This lively documentary on Claressa Shields, the first American woman to win an Olympic gold medal in boxing, provides a welcome antidote to sports-story clichés.
While the narrative is familiar — athlete from rough background trains fiercely, with the sport as a means of salvation — directors Zackary Canepari and Drea Cooper make sure the story is all Shields’s, keeping her charisma at the center. There’s no question that Shields is tough (in one amusing moment, U.S. Olympics representatives chide her for too frequently talking about her love of beating people up), but she has a bright smile and is captured in pensive moments in which you’re reminded she’s only seventeen and has much ahead of her.
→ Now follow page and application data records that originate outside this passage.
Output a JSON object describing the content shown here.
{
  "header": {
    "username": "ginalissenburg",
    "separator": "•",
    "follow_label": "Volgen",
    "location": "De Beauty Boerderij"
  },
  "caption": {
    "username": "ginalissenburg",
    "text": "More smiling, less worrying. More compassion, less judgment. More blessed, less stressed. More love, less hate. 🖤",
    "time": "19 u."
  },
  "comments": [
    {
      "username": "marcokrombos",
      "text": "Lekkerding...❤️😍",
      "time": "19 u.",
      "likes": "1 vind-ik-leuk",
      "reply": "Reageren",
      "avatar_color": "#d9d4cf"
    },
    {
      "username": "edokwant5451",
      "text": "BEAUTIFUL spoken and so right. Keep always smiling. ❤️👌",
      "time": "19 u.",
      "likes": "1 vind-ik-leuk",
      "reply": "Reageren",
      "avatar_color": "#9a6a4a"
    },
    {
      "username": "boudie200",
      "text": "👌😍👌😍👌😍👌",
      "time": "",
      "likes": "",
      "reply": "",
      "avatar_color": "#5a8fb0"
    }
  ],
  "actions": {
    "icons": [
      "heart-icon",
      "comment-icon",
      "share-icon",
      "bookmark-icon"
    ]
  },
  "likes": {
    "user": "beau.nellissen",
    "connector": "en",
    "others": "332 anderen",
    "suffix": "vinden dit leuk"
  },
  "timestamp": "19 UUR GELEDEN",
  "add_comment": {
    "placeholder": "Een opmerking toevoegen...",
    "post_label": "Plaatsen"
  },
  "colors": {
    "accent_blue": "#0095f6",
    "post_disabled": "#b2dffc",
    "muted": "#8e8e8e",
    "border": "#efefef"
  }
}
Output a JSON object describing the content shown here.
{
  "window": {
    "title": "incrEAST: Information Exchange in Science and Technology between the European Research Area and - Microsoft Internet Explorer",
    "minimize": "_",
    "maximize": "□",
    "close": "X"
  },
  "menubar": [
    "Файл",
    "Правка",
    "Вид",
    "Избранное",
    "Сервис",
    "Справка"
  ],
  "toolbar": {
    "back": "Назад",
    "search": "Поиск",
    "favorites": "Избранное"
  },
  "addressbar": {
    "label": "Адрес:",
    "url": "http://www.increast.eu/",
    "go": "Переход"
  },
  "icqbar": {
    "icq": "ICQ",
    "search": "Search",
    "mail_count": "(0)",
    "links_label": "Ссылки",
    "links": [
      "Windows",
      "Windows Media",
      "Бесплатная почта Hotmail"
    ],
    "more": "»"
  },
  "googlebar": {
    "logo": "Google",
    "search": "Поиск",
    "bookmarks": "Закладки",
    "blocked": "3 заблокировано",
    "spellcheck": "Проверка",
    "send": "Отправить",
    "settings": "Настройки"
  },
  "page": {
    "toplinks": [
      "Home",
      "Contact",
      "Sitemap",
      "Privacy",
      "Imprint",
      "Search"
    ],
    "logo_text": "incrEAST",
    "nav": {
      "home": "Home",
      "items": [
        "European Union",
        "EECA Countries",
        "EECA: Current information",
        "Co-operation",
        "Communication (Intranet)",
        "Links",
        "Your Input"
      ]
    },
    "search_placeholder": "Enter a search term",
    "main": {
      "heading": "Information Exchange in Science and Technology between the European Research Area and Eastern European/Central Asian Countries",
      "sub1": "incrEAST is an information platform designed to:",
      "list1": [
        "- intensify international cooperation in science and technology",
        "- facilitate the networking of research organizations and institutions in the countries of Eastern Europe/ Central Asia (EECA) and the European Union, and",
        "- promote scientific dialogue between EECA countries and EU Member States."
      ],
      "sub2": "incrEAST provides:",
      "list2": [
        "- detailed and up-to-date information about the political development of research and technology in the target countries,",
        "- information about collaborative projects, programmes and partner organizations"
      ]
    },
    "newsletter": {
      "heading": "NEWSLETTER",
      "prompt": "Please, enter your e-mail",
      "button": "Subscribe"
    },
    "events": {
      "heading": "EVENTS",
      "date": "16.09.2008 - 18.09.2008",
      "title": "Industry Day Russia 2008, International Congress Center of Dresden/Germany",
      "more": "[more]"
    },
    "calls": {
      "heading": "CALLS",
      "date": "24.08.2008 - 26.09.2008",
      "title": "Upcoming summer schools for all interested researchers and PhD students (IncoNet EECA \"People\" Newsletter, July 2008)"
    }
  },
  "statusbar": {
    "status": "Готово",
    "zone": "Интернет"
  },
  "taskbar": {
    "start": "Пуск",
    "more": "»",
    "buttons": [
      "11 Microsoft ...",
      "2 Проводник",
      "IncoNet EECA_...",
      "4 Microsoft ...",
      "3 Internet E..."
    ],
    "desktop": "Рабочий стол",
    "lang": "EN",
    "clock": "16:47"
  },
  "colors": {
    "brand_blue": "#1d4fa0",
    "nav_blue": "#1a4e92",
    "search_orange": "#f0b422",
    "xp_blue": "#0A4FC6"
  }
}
The 2012 Olympic fights are exciting, but the film wisely doesn’t end with Shields’s massive achievement. Where do you go after winning a gold medal? After the initial thrill of victory and hometown celebrations, Shields is left at a crossroads. Her lack of endorsement opportunities speaks to systemic racism and sexism in the world of sports, and the filmmakers could’ve explored this angle more.
The film would also benefit from greater exploration of women’s boxing and how it finally came to be taken seriously enough to be made part of the Olympics. Still, Canepari and Cooper’s documentary is a welcome update to the sport’s mythology. We see Shields getting her hair done, training in Betty Boop socks, diplomatically handling complicated family relations, and winning the gold. Late in the film, she says, “Respect me as being a woman, respect me as being black, respect me as being an athlete.” Watching T-Rex, we undoubtedly do.
Directed by Zackary Canepari and Drea Cooper
Opens June 24, Made in NY Media Center
This article from the Village Voice Archive was posted on June 23, 2016